▶ [Aim of the exercise] Look through the listing for the string "content" and copy out every line that holds it.

▶ [Data for analysis]
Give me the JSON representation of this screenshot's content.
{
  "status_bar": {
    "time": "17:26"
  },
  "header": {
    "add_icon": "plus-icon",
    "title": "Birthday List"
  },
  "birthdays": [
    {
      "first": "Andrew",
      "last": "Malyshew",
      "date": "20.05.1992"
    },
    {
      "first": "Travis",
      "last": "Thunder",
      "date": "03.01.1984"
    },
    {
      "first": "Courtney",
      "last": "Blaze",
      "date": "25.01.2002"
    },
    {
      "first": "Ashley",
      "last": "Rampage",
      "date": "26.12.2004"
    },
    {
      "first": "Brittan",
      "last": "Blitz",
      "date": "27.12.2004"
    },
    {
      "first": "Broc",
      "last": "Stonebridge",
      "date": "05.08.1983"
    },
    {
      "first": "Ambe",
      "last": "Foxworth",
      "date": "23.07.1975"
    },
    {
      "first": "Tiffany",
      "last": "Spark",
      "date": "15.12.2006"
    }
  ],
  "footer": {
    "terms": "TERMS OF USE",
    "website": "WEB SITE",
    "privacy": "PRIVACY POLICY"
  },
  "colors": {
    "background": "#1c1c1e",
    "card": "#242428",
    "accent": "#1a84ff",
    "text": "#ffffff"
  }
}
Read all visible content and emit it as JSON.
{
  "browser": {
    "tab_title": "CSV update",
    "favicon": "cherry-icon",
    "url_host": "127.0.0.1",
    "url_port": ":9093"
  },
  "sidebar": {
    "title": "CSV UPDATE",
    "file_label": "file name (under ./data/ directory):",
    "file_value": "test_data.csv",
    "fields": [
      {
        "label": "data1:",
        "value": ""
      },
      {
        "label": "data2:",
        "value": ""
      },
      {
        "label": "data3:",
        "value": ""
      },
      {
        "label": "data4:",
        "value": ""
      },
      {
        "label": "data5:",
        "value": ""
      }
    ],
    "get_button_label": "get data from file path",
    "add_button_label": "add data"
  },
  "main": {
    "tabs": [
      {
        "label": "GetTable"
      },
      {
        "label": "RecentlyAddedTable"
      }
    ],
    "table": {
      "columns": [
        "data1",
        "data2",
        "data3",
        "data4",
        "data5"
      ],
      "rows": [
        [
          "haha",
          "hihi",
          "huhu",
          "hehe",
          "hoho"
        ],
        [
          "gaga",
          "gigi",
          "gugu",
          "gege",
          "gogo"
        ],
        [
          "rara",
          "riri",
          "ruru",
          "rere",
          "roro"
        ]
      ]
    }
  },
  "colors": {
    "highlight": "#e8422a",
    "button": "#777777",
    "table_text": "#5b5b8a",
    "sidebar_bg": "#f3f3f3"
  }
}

▶ [Solution for this task]
Give me the JSON representation of this screenshot's content.
Read all visible content and emit it as JSON.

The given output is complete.